suggest be used to decide who should not receive service?

Furthermore, I expect more credence will be lent to the reclaiming efforts, and pre-RIR swamp space has lots of candidates.
What incentive to a holder of early allocations is there to return address space voluntarily?

None, but the nice thing about being a registry is that reclaiming things is as simple as allocating it to somebody else. Buyer beware and all that.
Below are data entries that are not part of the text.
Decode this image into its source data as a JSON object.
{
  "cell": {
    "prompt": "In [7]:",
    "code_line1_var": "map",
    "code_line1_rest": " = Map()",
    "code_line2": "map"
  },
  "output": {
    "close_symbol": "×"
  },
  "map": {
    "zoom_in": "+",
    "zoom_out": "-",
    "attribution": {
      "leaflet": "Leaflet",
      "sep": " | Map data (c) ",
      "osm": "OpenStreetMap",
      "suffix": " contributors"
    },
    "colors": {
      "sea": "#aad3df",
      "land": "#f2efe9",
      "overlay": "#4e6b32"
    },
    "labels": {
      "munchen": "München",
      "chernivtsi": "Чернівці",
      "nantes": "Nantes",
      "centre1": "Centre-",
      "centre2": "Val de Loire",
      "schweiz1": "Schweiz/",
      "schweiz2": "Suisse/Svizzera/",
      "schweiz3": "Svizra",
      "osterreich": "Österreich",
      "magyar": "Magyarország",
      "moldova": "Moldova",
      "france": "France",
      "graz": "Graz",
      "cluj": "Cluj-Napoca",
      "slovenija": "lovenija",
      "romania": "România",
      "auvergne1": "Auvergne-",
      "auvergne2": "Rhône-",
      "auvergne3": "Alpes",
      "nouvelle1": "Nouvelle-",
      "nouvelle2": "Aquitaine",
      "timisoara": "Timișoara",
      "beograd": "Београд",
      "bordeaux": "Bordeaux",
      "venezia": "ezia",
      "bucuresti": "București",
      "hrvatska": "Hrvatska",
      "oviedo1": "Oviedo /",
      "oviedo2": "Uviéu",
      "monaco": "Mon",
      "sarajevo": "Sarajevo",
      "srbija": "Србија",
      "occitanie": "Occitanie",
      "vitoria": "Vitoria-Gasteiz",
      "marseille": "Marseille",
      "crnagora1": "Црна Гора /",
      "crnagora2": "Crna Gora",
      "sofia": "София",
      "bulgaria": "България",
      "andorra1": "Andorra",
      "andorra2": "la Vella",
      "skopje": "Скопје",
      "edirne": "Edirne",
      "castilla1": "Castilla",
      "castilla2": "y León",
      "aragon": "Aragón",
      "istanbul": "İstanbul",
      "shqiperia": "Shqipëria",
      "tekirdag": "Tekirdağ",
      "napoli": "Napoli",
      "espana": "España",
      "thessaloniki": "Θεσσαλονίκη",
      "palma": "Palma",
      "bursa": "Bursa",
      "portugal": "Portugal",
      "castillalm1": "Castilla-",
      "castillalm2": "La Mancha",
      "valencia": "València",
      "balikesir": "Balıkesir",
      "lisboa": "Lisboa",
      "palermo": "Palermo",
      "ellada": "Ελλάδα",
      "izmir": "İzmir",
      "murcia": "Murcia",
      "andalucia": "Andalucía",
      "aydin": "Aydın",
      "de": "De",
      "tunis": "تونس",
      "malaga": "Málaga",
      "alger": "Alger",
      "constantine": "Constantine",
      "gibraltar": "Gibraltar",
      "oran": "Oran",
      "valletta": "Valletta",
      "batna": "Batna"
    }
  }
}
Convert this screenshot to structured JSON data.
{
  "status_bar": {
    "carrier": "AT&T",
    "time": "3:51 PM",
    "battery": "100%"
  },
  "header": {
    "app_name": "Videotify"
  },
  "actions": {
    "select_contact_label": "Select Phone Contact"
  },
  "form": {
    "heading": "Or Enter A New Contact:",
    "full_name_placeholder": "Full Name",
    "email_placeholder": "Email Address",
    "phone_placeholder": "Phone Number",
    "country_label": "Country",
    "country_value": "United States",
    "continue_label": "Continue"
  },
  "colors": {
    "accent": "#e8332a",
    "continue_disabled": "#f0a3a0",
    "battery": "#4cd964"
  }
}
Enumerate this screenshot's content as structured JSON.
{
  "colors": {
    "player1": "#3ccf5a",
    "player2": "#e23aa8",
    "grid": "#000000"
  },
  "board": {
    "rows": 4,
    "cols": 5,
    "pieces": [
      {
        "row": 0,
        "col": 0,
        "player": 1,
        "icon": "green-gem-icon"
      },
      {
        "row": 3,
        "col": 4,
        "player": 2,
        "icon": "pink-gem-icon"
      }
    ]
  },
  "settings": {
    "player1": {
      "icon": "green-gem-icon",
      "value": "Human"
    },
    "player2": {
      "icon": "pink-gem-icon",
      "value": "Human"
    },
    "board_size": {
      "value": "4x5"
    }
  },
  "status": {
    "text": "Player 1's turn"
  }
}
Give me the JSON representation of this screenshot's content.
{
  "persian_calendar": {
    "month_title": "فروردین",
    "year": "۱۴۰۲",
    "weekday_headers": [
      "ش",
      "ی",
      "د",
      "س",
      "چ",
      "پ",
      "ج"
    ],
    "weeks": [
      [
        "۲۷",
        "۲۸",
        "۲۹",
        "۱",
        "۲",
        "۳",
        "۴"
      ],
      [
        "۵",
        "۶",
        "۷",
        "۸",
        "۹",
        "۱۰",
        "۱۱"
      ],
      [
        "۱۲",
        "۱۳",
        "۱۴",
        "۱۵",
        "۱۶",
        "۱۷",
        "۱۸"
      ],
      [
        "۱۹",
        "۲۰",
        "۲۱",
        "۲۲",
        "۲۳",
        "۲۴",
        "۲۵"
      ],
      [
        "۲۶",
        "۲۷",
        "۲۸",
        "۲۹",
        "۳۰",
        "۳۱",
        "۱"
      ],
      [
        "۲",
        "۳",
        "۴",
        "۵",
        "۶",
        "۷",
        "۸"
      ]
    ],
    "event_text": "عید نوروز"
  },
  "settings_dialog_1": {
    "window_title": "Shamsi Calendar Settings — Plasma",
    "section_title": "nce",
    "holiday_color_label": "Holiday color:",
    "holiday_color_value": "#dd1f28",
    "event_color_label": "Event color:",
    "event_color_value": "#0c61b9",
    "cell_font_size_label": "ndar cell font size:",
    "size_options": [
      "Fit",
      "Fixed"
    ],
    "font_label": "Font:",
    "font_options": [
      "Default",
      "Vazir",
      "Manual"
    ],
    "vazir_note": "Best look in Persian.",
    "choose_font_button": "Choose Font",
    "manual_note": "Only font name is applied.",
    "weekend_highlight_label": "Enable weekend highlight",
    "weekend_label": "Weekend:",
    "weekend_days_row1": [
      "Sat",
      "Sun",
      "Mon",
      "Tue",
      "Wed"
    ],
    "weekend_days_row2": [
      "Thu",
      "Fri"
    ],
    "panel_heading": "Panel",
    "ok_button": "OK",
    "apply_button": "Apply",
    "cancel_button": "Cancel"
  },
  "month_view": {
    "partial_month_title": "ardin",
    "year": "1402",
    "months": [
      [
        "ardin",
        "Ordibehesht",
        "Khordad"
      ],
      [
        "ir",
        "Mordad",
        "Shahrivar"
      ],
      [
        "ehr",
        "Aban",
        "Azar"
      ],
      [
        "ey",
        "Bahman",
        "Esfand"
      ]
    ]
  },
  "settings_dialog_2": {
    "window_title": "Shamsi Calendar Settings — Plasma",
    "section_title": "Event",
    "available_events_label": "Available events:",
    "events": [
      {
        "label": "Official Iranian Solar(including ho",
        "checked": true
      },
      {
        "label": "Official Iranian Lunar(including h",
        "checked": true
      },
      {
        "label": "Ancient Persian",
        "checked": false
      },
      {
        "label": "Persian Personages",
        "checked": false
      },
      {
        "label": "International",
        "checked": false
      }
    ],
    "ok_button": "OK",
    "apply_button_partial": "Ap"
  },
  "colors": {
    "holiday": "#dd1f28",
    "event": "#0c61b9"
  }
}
This would create significant legal challenges and costs. Likely, the legacy holders would prevail
in many cases, and, you just might find that becomes the excuse that congress needs to hand over
management of the IP space to the ITU. I don't see that as a good scenario at all. By the time the
legal challenges were resolved, the ISPs receiving such allocations would be long-since out of
business due to the inability to provide reliable service to their customers.

And in the absence of any other method of obtaining ipv4, I would expect RIR mebership to push for aggressive reclamation, with policy change to make it worthwhile.

The RIR membership doesn't necessarily have standing to do much about legacy holders other
than what the legacy holders themselves choose to agree to. You are assuming that the RIR
has power that is, as yet, untested, unproven, and, unlikely.

Efforts to redefine class E have stalled because there is simply no way it can be used for anything other than private space.

Amazing that so much effort can go into ipv6 but nobody can spare a few hours per product to remove a couple lines of code?

Different entities and a belief that IPv6 is the correct solution on the part of those in a position
to do so. Class E would actually not buy very much time, either.

There are too many implementations out there that will never be modified (e.g., Windows 98) on which you can't even configure class E space.

Faced with a choice of ipv6 and no ipv4 or ipv6 and class-e ipv4, which would you choose? Not like windows98 (if there are any still around that mean anything to anybody) has ipv6 either.

True. So, this will probably create the mandate for W98 to go away. I don't see this as a bad thing.
As it stands now, anyone who wants can try and use class-e IPv4. However, I don't expect any RIR
to be handing it out with guaranteed uniqueness any time soon.

rfc3330 and similar reclamation might occur as well.
IANA recently reclaimed 14/8. I think that added 3 _weeks_ to the expected runout date. That was likely the last "easily" reclaimable block.

Reclamation efforts without policy change isnt profitable and would only become so if miser mode is in effect.

I haven't seen you propose a policy change that would affect this. While you're too late for the Denver meeting,
you are welcome to submit a policy to ARIN if you think policy can resolve this.

The question is how ARIN will deal with the market after the IPv4 free pool exhausts.

I expect the value will skyrocket, whether on the black, grey or white market.
Yep. And the question is: as an ISP or other address consuming organization, what will you do when the cost of obtaining IPv4 addresses skyrockets?

Pass it on to the customer. Reclaim. Scavenge. Engineer more nats and workarounds while accelerating ipv6. Get budget and manpower to actually make changes. Drag the users kicking and screaming, cause thats what it will take.

Yep... All of these will probably occur.

So far, as far as I can tell, the answer to that question (in most cases) has been putting hands over ears and saying "La la la" loudly. See < >.

Things will likely be different in 2010

True. The question is not whether things will change, but, how they will change. This is a much harder
question. For now, all that we know is that few people are paying attention to the problem, and, that the
problem will get progressively harder to solve the longer that behavior persists.